» INPUT MATERIAL:
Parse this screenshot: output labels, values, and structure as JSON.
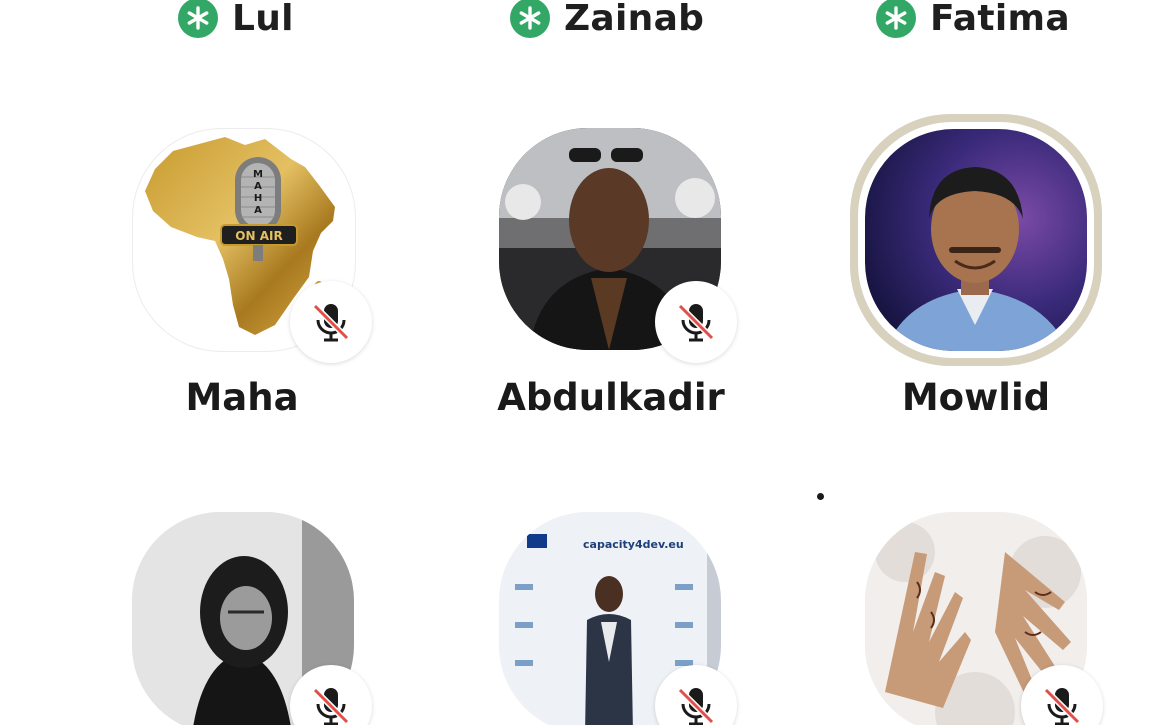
{
  "moderators": [
    {
      "name": "Lul",
      "badge_icon": "asterisk-icon"
    },
    {
      "name": "Zainab",
      "badge_icon": "asterisk-icon"
    },
    {
      "name": "Fatima",
      "badge_icon": "asterisk-icon"
    }
  ],
  "speakers_row1": [
    {
      "name": "Maha",
      "muted": true,
      "avatar_text_top": "MAHA",
      "avatar_text_mid": "ON AIR"
    },
    {
      "name": "Abdulkadir",
      "muted": true
    },
    {
      "name": "Mowlid",
      "muted": false,
      "speaking": true
    }
  ],
  "speakers_row2": [
    {
      "muted": true
    },
    {
      "muted": true,
      "banner_text": "capacity4dev.eu"
    },
    {
      "muted": true
    }
  ],
  "colors": {
    "moderator_badge": "#33a866",
    "mute_slash": "#e0504a",
    "speaking_ring": "#d7d1bd"
  }
}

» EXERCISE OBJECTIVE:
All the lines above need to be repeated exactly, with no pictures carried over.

» TASK OUTPUT:
Parse this screenshot: output labels, values, and structure as JSON.
{
  "moderators": [
    {
      "name": "Lul",
      "badge_icon": "asterisk-icon"
    },
    {
      "name": "Zainab",
      "badge_icon": "asterisk-icon"
    },
    {
      "name": "Fatima",
      "badge_icon": "asterisk-icon"
    }
  ],
  "speakers_row1": [
    {
      "name": "Maha",
      "muted": true,
      "avatar_text_top": "MAHA",
      "avatar_text_mid": "ON AIR"
    },
    {
      "name": "Abdulkadir",
      "muted": true
    },
    {
      "name": "Mowlid",
      "muted": false,
      "speaking": true
    }
  ],
  "speakers_row2": [
    {
      "muted": true
    },
    {
      "muted": true,
      "banner_text": "capacity4dev.eu"
    },
    {
      "muted": true
    }
  ],
  "colors": {
    "moderator_badge": "#33a866",
    "mute_slash": "#e0504a",
    "speaking_ring": "#d7d1bd"
  }
}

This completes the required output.